After the landlord prepares the notice to quit, it will need to be delivered to the tenant using any of the following methods: personal delivery, personal delivery to an occupant of the tenant’s dwelling who is thirteen (13) years of age or older, certified mail (return receipt requested). If the dwelling is unoccupied at the time of delivery, the notice may be posted to the front door.
Step 3 – File Complaint for Eviction
The tenant will be required to satisfy the notice requirements within the prescribed period. If the tenant doesn’t obey the notice terms, the landlord can proceed by filing a complaint with the local justice court. The complaint can be obtained at the courthouse (see samples for Rankin County: Complaint for Eviction (Non-Payment), Complaint for Eviction (Breach of Lease)). A Cover Sheet must accompany the eviction complaint, and there will likely be a filing fee charged upon submission.
Step 4 – Serve Summons
The court will issue a summons stating the date, time, and location of the eviction hearing, among other eviction information. The landlord must arrange to have a third-party serve the tenant with the summons along with a copy of the eviction complaint. After being served with the eviction papers, the tenant can deny the allegations made against them by filing an Answer with the court. Regardless of whether an Answer is filed, the tenant will still be required to appear in court for the eviction hearing.
Step 5 – Eviction Hearing
Both the tenant and landlord should prepare for the eviction hearing by gathering all relevant paperwork (e.g., notice to quit, lease agreement), receipts, photographs, and witnesses that might support their cases. The parties must appear in court on the date and time indicated on the summons. If either party fails to attend, the hearing will proceed and the court will likely rule in favor of the present party.
Step 6 – Evict Tenant
If the court rules in favor of the landlord, they will be awarded a judgment to recover possession of the premises. A Writ of Possession authorizing the eviction may be requested by the landlord no less than five (5) days after the judgment is made.

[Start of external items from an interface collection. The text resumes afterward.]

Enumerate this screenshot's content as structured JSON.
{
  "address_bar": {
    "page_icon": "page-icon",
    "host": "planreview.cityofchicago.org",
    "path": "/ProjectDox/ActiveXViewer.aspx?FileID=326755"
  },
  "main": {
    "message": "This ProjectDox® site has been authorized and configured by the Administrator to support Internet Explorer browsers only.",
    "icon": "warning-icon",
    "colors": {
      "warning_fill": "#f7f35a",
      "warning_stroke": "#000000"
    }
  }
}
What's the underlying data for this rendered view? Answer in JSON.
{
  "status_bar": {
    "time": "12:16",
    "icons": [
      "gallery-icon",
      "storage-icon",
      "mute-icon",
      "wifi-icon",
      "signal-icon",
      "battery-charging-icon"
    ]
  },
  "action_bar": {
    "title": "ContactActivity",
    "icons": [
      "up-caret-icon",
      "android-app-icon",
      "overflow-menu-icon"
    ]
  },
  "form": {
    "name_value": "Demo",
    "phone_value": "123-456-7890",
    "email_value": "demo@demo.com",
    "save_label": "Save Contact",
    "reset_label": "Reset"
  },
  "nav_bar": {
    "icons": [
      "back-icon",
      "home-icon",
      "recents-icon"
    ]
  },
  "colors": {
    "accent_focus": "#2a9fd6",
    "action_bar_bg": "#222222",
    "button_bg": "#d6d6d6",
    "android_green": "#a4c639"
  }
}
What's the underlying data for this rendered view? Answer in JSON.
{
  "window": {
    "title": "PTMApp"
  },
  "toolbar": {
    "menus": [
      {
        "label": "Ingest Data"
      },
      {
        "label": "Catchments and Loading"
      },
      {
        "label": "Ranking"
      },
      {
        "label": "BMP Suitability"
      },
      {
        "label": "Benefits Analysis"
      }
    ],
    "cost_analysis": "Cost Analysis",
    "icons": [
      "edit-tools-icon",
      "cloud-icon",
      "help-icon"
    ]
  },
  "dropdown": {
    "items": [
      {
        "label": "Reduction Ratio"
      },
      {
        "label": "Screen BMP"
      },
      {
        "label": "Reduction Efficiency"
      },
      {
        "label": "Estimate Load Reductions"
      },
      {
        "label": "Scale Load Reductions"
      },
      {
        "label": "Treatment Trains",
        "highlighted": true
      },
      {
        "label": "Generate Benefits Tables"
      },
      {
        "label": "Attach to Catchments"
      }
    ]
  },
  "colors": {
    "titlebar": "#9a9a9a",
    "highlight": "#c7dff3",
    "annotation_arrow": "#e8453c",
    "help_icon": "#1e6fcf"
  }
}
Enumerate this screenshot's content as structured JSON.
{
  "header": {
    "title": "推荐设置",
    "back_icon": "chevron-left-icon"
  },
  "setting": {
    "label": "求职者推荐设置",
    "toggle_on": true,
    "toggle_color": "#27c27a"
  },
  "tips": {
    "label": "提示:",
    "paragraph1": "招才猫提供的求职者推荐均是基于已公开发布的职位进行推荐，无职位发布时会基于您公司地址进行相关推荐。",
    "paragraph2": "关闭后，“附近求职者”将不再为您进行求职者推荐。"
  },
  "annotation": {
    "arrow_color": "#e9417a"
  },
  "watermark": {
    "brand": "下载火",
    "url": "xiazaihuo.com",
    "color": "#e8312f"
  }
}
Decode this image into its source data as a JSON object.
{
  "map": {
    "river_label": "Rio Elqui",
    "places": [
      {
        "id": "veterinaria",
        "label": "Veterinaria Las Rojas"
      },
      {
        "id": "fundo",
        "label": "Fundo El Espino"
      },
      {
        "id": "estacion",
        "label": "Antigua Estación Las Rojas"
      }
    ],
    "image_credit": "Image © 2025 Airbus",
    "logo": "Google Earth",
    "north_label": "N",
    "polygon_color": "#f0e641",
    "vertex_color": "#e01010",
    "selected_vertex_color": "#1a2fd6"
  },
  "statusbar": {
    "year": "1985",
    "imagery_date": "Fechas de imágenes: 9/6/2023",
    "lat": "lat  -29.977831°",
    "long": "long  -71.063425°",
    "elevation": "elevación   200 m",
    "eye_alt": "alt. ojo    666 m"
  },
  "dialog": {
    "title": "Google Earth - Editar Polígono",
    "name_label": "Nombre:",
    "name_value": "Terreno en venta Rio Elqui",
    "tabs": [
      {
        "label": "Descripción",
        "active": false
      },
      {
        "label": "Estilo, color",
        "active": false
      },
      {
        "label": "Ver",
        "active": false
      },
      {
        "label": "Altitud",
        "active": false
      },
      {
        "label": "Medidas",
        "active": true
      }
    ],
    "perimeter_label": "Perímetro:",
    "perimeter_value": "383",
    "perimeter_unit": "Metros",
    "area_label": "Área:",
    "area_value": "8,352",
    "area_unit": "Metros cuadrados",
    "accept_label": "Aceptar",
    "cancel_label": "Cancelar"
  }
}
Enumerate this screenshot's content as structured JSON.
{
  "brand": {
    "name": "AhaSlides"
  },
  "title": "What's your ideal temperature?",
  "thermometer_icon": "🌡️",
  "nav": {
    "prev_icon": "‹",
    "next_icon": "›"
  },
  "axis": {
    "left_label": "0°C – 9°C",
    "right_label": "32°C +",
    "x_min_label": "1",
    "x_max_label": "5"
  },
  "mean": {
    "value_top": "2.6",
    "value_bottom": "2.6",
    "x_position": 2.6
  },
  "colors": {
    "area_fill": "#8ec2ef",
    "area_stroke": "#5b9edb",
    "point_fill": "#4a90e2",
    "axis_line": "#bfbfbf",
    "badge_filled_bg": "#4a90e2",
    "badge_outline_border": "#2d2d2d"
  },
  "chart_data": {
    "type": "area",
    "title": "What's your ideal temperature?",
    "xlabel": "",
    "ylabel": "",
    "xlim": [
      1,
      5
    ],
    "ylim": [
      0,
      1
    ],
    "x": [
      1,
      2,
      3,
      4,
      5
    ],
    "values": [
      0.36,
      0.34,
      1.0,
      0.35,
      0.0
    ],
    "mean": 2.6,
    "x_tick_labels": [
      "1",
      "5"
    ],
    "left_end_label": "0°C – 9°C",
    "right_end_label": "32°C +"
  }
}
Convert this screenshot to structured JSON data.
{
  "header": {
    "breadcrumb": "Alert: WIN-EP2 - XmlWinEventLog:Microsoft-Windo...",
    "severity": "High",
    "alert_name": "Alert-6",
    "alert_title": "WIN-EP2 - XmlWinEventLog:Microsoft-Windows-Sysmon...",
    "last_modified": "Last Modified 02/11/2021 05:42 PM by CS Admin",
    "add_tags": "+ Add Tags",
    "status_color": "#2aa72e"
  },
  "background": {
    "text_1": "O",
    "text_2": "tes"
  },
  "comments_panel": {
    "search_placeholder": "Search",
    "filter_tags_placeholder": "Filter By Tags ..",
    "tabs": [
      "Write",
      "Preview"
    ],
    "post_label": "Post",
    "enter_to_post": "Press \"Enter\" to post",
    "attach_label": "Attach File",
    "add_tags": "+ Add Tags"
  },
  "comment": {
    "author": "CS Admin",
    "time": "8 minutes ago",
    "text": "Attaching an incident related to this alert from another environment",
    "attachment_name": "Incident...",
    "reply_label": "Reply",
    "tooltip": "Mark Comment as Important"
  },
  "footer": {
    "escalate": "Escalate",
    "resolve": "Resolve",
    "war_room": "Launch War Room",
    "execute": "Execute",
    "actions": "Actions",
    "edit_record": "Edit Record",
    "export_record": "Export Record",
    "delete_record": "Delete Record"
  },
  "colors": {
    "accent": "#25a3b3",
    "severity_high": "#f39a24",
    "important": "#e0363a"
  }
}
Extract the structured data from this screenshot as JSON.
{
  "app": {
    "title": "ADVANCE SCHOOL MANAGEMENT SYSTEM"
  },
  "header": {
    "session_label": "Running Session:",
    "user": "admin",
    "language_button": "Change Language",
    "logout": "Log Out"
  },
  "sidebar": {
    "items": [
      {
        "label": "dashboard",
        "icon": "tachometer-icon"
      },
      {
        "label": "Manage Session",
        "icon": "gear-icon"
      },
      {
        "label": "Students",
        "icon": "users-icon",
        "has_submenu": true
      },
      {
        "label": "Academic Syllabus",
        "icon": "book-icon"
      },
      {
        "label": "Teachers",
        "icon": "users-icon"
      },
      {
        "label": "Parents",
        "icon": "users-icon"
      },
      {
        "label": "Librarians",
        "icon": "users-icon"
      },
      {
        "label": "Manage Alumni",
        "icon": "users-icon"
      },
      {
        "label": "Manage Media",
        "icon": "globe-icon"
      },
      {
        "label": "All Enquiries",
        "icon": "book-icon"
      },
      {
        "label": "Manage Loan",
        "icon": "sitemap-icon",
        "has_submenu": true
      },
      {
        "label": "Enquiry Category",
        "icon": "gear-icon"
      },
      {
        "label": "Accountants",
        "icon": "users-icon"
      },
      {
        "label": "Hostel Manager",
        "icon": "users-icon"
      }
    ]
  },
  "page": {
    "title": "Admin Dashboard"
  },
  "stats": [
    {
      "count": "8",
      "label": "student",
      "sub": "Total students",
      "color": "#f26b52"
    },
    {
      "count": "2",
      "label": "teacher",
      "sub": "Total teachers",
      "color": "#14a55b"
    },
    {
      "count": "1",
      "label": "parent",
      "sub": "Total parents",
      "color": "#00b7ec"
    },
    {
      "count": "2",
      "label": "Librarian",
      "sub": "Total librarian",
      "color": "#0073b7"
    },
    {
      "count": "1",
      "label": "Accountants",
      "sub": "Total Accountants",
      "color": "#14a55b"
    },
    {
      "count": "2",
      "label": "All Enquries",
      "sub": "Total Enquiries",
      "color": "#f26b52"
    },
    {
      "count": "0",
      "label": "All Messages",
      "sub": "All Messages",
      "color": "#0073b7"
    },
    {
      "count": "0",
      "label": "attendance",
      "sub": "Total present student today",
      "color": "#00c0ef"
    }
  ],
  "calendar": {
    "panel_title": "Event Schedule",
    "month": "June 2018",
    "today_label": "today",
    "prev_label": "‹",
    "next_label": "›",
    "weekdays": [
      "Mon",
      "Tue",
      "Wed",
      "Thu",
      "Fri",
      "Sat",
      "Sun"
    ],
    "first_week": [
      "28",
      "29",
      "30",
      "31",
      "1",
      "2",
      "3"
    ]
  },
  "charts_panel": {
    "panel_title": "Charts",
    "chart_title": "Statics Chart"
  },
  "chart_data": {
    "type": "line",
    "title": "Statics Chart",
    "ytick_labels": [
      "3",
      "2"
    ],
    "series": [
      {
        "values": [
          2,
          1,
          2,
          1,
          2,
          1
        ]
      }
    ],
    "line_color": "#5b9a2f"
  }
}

If the tenant remains on the premises after the issuance of the Writ, the landlord must take the Writ to the sheriff’s office and ask to have the tenant evicted from the property. However, if the tenant prevails at the eviction hearing, they will be permitted to remain on the premises and continue their occupancy.
- Cover Sheet
- Signing: Landlord
- Signing: Tenant and Notary Public
- Complaint for Eviction (Non-Payment) – Sample for Rankin County
- Signing: Landlord and Notary Public
- Complaint for Eviction (Breach of Lease) – Sample for Ranking County
- Signing: Landlord and Notary Public
- Signing: N/A
- Writ of Possession
- Signing: N/A